Behavioural marketing - or behavioural targeting [BT] as it is more often called online - is another 'latest
thing' that is attacting attention. This is one that I think will stick around. Why, because it makes sense -
and it is yet another offline concept that has moved online using the technology that is available [see my views on this
in there is nothing new in marketing on the web]
Online the buzz is about how technology can collect data that points to a certain behaviour on the part of the surfer.
It works like this. A user visits a website and they collect a
cookie - so enabling the site's publisher to track future visits.
Let's say its an e-tail site that sells electrical goods. On the first visit the user - Bob - sees the same ads as
all other visitors - maybe toasters, laptops and DVD players. But on that first visit Bob spends around 15 minutes reading
about surround sound TV and audio systems, but leaves without purchasing, or looking at any other product.
It is not rocket science therefore to use technology to make sure that if Bob returns to the site the ads he sees will
be for surround sound systems. If on his second visit Bob again concentrates on high-end TV systems - perhaps clicking on
one of the ads on the front page - but still doesn't make a purchase then data from that visit can be fed into the system
so that if he comes back again the ads can be even more specific.
All clever stuff. Spooky even. Perhaps shades of Big Brother [the book, not reality TV show] - but hey, if the punter gets the
TV system he wants at a good price then everyone is happy.
But new ... Narrr.
I recall when I worked retailing car parts and accessories. Such shops - even the busy ones - hardly have the footfall
of Tescos. It's relatively easy to remember individual customers: what they look at; what they buy; what car they
buy it for. So when they return to the store you can match them up with products - and promotions - in
which they would be interested.
Sounds like good sales technique to me. And that was around several thousand years before the Inter-webby-cyber-highway ...
and all those folk

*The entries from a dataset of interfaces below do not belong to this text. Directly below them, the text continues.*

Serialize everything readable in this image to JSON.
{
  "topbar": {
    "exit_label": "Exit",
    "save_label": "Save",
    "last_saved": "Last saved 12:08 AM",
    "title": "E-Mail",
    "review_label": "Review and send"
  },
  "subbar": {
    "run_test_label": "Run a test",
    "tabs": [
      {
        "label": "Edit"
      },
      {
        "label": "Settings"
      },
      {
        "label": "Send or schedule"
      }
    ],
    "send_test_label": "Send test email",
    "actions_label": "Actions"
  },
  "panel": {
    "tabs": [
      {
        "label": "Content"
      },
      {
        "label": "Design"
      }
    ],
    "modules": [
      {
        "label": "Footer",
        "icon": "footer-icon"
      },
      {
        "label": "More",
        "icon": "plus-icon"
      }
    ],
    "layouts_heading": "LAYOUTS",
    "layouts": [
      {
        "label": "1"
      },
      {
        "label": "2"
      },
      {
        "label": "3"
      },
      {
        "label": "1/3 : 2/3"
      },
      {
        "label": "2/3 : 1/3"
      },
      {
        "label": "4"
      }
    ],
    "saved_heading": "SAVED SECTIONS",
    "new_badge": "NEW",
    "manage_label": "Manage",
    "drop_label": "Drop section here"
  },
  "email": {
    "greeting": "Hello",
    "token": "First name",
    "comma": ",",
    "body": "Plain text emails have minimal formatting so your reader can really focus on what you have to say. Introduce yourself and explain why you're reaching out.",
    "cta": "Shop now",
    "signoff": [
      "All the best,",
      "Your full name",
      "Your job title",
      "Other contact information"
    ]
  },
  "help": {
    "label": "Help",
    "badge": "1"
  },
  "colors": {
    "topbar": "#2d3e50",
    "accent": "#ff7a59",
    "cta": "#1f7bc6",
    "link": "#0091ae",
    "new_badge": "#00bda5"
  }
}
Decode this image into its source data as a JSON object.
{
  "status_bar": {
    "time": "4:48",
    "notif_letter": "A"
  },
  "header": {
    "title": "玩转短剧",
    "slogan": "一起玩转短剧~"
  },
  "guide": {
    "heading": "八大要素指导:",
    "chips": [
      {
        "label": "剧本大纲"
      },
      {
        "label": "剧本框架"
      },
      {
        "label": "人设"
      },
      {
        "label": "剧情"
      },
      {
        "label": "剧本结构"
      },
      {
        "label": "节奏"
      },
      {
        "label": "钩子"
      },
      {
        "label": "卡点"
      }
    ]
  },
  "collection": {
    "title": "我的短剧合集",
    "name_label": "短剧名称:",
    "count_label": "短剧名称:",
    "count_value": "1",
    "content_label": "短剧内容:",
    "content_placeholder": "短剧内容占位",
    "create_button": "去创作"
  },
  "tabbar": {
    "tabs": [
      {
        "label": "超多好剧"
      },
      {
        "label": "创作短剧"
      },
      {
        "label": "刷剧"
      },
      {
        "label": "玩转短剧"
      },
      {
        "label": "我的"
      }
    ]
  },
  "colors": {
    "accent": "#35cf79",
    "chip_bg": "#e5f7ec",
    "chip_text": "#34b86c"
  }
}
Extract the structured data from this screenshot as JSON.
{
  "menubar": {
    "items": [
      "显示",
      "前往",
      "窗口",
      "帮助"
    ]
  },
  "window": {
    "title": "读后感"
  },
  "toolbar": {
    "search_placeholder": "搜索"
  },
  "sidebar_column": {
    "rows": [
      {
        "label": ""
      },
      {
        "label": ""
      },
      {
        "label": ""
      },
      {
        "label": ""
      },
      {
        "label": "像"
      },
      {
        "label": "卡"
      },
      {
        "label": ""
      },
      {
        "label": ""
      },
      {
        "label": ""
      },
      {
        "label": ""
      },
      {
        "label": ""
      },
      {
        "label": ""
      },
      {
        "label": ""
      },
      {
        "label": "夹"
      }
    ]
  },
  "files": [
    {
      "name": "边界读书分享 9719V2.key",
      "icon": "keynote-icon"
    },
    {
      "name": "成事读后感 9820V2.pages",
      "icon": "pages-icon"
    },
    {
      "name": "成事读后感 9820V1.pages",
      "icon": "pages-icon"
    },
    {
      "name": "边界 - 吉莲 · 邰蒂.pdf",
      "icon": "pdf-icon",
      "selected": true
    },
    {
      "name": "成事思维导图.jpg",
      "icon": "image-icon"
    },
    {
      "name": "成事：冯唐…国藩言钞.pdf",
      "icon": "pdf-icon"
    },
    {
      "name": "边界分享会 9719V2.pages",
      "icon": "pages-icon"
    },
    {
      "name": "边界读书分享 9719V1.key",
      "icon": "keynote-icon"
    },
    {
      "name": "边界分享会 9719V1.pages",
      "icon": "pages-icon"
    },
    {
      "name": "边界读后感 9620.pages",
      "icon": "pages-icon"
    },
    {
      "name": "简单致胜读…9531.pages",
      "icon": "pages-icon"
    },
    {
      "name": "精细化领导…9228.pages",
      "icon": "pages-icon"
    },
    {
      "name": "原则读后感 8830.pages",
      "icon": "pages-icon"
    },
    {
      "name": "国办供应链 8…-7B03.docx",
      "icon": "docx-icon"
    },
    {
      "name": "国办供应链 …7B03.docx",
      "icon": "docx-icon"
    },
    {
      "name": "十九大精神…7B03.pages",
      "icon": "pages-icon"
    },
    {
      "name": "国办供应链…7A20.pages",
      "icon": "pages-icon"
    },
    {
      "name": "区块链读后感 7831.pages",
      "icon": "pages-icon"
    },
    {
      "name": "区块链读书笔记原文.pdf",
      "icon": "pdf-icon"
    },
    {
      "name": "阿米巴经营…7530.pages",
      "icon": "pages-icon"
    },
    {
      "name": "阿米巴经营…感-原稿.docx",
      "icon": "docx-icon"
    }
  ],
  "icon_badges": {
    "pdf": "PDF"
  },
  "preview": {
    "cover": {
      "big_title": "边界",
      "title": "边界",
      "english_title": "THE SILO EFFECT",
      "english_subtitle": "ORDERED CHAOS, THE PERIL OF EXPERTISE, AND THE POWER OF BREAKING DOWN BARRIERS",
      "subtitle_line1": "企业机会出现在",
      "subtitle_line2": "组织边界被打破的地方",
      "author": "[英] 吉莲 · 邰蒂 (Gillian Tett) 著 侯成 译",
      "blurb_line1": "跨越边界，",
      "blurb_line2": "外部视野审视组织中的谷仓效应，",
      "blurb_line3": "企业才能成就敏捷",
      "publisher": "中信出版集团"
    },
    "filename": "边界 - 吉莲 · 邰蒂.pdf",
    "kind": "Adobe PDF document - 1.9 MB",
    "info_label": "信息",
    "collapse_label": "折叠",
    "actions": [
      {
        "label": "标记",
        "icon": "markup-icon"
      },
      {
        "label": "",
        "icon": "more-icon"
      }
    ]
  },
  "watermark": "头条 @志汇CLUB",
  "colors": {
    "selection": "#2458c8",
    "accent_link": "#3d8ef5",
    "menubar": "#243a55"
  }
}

who think sales and marketing only started in the mid 1990s.
How to cite this article:
Charlesworth, A. (2006). Behavioural marketing - new? I don't think so. Retrieved [insert date] from AlanCharlesworth.com: